It can be so hard to bear the sword in our soul, can’t it? Where can we put the pain and desire that cannot be expressed, the words and love that cannot be spoken? Only here perhaps, in eucharistic offering. In doing so, we are not only given the capacity to bear the sword, but even to anticipate and taste its transformation. It makes no sense to many. It never has. Yet in the paschal mystery of the eucharist, we discover that all things are possible and re-created. As Jesus says, in the words of our Gospel today, as we thereby enter the paschal mystery: ‘blessed are your eyes, for they see, and your ears, for they hear. Truly I tell you, many prophets and righteous people longed to see what you see, but did not see it, and to hear what you hear, but did not hear it.’ To be part of this, and to enable this, is why I am a priest.
When I first presided at the eucharist, it was indeed a somewhat painful and very humble affair. That was unusual. Most of the men with whom I was priested presided at special, very joyful occasions, full of the very best Anglo-Catholic splendour - and with some gorgeous chasubles and other delightful frocks :-) In my conflicted state, I chose our routine mid-week eucharist, in the side-chapel of St John-at-Hackney, in the challenging east end of London, where, usually literally, just two or three would gather in Christ’s Name. On this occasion, my vicar joined me together with Penny and another female deacon friend. I remember the two ot them crying on the back row. I know that, in spirit, I was also with them, spilling tears.
Looking back today, I am actually glad that I went through that first experience of priestly presiding in that way. Now of course I do not treasure the sadness that was involved, and the continued hurt which others feel who continue to be excluded from full participation in their own holy callings today. Yet it was ultimately right and enough. It made me a better priest than I might have been. For the eucharist, though rightfully celebrated as a many-splendoured thing, is not about priestly show or pietistic pomp. It is so very much about the humble and the ordinary, the glory in our brokenness, and the bearing and transforming of the swords in our souls.

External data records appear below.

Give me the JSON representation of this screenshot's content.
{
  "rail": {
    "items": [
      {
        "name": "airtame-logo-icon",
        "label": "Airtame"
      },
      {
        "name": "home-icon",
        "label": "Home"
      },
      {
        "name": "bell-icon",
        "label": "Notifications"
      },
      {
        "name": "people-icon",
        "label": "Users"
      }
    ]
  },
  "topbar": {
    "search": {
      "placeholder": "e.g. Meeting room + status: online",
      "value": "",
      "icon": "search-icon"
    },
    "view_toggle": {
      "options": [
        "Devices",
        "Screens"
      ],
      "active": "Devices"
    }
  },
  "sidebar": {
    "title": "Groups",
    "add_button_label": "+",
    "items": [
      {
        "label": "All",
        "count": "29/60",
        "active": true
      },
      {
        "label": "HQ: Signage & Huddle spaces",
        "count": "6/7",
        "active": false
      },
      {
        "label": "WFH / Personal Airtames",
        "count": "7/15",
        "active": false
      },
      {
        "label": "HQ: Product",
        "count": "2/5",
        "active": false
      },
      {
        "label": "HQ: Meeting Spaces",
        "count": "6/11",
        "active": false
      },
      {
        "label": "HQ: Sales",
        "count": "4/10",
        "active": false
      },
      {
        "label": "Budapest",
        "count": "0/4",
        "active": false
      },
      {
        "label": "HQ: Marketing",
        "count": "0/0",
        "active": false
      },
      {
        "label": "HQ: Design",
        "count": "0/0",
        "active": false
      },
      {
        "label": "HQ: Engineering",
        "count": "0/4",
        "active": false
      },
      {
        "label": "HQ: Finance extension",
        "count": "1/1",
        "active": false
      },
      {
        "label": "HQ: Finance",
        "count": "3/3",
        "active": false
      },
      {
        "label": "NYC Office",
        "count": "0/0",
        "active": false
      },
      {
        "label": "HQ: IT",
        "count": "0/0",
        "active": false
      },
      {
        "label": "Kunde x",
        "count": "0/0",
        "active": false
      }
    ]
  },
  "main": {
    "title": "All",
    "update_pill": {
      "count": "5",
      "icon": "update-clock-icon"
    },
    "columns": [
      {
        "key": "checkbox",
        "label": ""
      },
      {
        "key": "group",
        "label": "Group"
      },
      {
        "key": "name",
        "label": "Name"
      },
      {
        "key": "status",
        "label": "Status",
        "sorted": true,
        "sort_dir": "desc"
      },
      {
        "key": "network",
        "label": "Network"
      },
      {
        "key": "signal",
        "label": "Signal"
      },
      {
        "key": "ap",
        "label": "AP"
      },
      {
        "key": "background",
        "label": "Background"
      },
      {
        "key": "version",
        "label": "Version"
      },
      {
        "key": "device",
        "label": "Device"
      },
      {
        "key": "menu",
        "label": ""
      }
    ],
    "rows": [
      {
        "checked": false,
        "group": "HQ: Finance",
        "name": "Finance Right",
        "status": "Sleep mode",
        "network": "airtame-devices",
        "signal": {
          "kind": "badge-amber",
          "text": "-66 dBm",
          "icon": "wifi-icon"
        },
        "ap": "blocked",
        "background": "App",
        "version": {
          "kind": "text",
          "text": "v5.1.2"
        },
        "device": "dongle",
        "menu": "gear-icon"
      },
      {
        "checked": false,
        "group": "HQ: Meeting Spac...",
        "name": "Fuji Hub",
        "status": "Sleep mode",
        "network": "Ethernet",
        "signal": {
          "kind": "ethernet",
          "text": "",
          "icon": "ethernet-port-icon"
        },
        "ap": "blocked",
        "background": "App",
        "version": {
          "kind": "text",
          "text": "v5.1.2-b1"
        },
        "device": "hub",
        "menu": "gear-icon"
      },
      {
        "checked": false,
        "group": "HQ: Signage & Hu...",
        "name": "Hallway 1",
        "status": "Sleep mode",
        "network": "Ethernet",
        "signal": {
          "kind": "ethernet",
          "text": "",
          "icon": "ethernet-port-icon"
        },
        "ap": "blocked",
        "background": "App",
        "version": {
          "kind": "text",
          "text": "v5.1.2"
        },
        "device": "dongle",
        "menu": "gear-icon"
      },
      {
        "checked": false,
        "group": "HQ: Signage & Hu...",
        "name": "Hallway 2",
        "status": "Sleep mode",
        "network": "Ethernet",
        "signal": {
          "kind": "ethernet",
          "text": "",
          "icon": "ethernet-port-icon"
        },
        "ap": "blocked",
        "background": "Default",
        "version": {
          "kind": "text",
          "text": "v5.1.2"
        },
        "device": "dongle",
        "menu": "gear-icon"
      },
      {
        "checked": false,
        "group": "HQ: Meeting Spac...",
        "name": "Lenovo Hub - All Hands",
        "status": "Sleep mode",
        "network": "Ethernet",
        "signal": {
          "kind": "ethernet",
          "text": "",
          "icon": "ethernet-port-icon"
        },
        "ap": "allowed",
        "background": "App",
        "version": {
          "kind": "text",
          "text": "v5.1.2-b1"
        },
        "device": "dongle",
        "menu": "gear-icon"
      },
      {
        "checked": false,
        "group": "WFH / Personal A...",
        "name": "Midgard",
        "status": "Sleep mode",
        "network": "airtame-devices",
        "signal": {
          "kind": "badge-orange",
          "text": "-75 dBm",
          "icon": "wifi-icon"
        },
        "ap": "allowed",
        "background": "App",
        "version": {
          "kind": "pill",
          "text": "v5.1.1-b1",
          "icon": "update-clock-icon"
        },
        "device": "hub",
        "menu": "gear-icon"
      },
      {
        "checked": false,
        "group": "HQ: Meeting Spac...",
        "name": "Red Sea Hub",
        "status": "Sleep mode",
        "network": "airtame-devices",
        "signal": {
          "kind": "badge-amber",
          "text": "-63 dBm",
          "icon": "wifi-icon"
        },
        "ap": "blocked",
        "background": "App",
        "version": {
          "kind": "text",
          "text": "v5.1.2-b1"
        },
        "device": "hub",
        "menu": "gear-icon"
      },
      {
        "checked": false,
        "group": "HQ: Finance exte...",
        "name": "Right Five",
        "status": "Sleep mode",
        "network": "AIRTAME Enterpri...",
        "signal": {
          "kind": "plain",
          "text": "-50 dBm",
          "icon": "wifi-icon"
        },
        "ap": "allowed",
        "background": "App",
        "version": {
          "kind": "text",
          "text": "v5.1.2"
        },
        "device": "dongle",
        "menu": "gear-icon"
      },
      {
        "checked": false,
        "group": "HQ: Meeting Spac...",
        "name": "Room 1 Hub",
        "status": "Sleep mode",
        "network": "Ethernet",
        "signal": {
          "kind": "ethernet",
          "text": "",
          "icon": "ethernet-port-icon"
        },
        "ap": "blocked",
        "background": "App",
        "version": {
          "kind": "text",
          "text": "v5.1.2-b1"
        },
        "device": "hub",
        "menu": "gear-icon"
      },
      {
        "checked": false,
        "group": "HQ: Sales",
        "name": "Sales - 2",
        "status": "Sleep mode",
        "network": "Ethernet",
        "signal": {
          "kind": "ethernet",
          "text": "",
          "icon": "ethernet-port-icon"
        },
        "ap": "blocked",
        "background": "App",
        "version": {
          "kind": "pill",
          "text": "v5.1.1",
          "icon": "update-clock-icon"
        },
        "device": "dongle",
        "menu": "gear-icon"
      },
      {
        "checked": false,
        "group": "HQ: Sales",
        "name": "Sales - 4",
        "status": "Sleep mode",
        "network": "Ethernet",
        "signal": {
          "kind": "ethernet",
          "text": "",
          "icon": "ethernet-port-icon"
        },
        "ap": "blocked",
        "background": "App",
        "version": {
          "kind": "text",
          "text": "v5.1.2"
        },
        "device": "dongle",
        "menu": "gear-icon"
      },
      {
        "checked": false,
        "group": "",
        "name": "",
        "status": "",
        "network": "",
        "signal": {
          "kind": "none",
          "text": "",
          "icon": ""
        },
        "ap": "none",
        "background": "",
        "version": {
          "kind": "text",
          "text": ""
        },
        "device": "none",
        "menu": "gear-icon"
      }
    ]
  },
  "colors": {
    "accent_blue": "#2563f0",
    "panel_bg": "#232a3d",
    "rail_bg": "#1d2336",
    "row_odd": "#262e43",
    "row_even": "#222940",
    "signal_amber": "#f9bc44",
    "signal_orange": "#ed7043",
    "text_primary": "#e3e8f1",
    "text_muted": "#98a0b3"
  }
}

Let me conclude with a recent experience, at Brisbane’s Metropolitan Community Church last Sunday evening. It was a special and very joyful gathering, with interstate and MCC international leaders present. At the heart of it however was the eucharist, presided over by the Revd Darlene Garner, a profoundly loving and wise African-American lesbian woman. As she led us into eucharistic prayer and participation, she reminded us of how the Last Supper was not a glamorous tea party, but most likely a cramped and confining upper room above a smelly stable; of how it would not have been simply thirteen cis-gender men as it is often portayed (thank you Leonard da Vinci!), but a community gathering of all kinds of us, in all our wondrous human variety; and, above all, of how what we remember in the eucharist was a call to see God present among all of this, among all of us, and a call to hear the music of God’s love inviting us to make this real for others too. As Jesus says to us again in this sacrament today: ‘blessed are your eyes, for they see, and your ears, for they hear. Truly I tell you, many prophets and righteous people longed to see what you see, but did not see it, and to hear what you hear, but did not hear it.’ Are our eyes awake, our ears open? It is in our brokenness that we find God’s completion; in our shared pain that Christ renews our joy; in the swords that pierce our souls, healing for every heart. Let me therefore leave it to the late great Leonard Cohen to lead us into prayer, in his song ‘Come Healing’…
by Jo Inkpin, for St Francis College midweek eucharist, Thursday 27 July, 2017 Matthew 13.10-17